> _Data listing_:

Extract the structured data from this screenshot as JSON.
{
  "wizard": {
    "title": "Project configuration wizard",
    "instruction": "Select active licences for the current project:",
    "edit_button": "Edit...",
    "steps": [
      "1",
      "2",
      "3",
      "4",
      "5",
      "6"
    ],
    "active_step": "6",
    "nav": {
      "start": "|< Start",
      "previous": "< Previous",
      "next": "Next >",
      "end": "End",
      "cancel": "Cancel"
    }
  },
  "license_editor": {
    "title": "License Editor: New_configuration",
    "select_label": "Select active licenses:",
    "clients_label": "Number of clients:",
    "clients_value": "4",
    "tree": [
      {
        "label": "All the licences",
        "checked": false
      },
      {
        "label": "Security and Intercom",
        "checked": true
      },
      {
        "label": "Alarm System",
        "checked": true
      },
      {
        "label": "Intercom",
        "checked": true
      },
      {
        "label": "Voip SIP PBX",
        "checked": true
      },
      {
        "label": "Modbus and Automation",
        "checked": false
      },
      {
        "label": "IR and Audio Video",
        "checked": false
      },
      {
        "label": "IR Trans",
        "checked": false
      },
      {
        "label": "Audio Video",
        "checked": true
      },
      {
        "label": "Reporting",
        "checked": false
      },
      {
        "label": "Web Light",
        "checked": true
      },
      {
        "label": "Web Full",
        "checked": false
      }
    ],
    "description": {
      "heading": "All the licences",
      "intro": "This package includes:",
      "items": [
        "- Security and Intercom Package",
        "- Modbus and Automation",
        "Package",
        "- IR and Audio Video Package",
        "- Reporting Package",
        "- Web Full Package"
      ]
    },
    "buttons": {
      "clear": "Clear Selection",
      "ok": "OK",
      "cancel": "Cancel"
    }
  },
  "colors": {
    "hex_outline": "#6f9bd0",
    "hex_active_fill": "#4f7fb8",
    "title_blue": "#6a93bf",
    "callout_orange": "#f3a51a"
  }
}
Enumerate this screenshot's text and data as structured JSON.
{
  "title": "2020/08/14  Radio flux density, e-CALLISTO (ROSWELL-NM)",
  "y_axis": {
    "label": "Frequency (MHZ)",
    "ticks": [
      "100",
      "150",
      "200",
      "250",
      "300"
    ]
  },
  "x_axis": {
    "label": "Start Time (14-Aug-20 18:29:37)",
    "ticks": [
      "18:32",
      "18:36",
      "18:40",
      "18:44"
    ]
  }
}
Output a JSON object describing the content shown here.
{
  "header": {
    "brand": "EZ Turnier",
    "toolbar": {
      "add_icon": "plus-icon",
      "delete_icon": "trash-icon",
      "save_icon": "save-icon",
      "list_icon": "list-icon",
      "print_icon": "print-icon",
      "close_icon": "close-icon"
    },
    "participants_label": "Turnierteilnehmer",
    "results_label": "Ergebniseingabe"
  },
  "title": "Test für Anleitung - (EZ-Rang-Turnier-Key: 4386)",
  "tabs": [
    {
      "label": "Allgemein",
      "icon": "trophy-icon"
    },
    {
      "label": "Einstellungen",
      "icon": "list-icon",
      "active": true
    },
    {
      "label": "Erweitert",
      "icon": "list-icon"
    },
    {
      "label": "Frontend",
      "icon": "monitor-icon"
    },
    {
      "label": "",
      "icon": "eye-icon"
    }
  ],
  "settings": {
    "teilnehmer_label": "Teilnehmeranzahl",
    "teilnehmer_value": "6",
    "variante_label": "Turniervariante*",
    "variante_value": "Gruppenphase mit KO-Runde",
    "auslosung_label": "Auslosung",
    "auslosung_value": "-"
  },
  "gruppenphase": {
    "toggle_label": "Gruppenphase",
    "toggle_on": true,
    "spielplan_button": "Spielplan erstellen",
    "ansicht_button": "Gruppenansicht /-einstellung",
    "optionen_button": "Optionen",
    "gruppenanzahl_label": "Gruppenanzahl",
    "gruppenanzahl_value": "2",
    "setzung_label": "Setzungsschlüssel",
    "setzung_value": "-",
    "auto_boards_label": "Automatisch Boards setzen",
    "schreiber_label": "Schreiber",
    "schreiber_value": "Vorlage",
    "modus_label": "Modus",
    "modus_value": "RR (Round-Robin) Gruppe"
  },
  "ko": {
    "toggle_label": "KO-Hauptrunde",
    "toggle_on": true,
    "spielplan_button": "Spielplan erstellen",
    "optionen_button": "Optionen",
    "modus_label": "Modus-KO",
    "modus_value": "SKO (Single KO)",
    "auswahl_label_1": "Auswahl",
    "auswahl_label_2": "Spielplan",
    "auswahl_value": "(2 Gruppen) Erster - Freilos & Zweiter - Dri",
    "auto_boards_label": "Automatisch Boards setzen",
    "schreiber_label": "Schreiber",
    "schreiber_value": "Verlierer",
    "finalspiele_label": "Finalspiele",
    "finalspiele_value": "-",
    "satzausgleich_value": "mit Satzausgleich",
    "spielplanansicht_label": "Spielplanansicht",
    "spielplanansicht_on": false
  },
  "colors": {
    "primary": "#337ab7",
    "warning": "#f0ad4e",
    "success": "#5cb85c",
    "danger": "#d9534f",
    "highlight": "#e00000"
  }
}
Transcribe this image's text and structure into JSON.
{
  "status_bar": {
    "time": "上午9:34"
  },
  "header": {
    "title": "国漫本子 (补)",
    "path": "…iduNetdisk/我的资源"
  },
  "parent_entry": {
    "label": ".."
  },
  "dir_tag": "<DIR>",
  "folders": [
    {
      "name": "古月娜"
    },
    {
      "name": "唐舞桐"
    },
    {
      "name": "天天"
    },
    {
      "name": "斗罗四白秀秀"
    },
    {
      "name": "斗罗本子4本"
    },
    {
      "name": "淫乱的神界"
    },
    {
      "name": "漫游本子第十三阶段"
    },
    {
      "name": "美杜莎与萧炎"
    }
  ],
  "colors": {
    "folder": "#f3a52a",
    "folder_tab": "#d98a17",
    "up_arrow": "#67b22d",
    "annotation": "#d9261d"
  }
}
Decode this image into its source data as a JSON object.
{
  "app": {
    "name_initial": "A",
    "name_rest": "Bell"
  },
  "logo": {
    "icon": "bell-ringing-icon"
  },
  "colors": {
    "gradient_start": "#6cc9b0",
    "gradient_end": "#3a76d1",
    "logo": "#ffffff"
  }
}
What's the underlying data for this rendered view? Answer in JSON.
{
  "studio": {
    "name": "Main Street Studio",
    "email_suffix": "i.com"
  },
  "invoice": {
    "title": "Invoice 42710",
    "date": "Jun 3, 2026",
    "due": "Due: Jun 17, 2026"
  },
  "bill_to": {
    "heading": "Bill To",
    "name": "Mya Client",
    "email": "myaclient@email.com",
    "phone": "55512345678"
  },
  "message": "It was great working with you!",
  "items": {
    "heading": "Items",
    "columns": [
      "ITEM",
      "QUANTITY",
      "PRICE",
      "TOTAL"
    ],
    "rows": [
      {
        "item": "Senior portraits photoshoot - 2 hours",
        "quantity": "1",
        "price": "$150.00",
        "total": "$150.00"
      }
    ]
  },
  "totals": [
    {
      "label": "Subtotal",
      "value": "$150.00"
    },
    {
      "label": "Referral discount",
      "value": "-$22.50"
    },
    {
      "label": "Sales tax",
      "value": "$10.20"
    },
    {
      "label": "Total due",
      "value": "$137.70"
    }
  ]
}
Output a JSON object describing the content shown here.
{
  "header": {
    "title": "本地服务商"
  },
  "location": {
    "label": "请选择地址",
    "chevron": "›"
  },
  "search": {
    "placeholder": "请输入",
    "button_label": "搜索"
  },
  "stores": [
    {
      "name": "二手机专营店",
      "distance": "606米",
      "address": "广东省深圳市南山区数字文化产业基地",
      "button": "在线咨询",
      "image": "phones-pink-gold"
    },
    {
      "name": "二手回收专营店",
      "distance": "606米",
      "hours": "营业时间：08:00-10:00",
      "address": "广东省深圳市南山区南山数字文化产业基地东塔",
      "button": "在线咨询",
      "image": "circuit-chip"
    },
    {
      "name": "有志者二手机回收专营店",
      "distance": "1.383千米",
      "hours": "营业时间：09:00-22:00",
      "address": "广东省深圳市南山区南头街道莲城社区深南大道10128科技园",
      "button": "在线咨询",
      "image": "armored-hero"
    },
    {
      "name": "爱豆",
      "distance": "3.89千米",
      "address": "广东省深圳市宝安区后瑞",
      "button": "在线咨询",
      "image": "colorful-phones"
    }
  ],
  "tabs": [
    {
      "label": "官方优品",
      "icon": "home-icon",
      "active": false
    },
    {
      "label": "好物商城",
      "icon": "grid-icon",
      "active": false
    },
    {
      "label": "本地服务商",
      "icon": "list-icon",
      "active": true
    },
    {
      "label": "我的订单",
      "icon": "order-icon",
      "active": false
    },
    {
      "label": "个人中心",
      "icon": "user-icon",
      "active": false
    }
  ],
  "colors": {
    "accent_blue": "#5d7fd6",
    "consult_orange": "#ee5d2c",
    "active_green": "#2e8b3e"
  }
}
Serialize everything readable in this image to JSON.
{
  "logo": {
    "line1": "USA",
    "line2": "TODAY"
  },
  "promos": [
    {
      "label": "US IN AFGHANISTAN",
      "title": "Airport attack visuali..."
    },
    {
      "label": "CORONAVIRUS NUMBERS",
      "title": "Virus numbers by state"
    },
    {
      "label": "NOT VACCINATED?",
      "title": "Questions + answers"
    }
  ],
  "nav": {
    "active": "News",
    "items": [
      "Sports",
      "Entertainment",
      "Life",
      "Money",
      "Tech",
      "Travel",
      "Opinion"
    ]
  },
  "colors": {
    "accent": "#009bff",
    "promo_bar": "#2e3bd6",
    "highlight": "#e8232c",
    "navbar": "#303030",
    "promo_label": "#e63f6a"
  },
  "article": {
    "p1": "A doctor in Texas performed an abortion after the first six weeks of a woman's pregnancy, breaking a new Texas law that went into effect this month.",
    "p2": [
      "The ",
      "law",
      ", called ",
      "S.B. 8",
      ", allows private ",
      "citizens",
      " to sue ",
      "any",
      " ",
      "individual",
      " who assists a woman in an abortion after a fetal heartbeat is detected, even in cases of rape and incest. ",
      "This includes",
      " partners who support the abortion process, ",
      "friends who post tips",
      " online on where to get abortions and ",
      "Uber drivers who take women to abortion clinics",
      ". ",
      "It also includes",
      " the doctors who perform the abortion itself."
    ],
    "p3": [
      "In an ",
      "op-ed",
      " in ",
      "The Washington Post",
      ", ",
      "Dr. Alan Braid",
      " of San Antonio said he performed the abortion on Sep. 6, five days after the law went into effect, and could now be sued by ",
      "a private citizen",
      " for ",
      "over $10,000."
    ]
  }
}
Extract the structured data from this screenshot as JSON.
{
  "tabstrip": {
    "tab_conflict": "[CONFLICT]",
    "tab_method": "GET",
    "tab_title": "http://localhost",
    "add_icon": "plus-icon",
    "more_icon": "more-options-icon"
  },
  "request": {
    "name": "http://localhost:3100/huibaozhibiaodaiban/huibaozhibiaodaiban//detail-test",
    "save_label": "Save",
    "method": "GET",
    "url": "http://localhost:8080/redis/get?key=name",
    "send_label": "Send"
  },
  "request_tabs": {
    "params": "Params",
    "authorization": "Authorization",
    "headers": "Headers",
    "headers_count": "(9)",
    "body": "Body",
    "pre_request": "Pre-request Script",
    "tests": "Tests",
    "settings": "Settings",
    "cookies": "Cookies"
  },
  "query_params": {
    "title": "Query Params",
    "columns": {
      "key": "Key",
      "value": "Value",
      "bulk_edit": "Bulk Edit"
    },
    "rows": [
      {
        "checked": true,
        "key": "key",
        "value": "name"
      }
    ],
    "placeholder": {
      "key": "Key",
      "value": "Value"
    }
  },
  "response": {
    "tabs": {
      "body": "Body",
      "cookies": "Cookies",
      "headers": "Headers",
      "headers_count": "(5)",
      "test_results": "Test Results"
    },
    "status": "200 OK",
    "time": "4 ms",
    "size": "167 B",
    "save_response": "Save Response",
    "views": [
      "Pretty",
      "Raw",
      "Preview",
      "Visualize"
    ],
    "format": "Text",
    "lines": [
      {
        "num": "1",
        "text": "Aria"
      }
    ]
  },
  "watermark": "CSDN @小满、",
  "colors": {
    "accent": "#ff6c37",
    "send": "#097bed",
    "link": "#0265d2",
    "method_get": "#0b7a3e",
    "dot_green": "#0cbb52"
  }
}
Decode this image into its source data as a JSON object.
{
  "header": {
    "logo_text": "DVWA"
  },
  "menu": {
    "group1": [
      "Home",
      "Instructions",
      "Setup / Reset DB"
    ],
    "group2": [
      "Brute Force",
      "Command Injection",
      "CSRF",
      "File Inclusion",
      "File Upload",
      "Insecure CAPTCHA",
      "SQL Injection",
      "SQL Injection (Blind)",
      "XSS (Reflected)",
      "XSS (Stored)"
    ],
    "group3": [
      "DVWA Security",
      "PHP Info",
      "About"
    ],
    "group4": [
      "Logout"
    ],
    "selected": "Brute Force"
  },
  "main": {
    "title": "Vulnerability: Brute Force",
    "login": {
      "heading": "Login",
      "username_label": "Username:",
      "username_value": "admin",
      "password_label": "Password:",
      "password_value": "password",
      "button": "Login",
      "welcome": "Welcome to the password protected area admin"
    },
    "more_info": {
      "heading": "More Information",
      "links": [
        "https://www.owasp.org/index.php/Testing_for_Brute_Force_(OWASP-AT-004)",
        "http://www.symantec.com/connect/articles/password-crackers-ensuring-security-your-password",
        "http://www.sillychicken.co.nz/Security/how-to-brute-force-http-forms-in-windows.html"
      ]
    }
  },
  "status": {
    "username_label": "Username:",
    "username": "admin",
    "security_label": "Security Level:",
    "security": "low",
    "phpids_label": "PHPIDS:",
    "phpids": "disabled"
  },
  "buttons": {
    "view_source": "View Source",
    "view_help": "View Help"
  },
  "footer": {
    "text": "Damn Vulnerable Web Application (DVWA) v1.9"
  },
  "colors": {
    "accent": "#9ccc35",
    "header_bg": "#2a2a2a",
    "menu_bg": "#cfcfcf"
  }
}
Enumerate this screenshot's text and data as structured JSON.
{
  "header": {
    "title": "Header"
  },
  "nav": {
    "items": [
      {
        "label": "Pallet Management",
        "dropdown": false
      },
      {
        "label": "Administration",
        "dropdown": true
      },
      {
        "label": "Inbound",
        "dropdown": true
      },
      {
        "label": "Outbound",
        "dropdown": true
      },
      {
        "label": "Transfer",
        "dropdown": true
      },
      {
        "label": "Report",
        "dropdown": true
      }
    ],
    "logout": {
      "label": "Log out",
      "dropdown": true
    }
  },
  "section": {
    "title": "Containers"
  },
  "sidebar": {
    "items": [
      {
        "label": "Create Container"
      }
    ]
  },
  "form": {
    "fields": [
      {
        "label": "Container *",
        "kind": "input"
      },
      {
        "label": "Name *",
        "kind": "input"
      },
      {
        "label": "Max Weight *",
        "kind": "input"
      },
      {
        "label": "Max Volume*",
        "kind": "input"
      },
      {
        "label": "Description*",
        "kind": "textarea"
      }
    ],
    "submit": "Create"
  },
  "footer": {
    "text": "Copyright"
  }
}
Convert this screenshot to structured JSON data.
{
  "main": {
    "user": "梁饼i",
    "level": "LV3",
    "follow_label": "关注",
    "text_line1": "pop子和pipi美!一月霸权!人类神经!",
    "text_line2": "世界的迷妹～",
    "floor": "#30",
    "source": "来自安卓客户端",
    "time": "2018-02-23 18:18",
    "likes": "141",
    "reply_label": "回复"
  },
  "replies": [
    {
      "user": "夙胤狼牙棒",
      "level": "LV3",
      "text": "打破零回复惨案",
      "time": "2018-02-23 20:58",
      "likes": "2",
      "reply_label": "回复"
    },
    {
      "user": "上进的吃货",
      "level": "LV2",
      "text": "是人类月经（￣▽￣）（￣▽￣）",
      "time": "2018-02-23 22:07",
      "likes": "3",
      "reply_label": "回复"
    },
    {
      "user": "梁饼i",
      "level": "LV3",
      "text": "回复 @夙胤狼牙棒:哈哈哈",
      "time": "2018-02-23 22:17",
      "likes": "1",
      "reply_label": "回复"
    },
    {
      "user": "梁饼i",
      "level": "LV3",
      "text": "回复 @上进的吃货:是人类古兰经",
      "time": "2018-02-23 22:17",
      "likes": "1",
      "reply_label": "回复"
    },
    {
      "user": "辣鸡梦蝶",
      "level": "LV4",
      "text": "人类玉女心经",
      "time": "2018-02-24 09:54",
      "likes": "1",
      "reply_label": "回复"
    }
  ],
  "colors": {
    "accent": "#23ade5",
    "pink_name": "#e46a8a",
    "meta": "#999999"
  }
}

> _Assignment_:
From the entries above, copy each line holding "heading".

> _Written answer_:
      "heading": "All the licences",
    "heading": "Bill To",
    "heading": "Items",
      "heading": "Login",
      "heading": "More Information",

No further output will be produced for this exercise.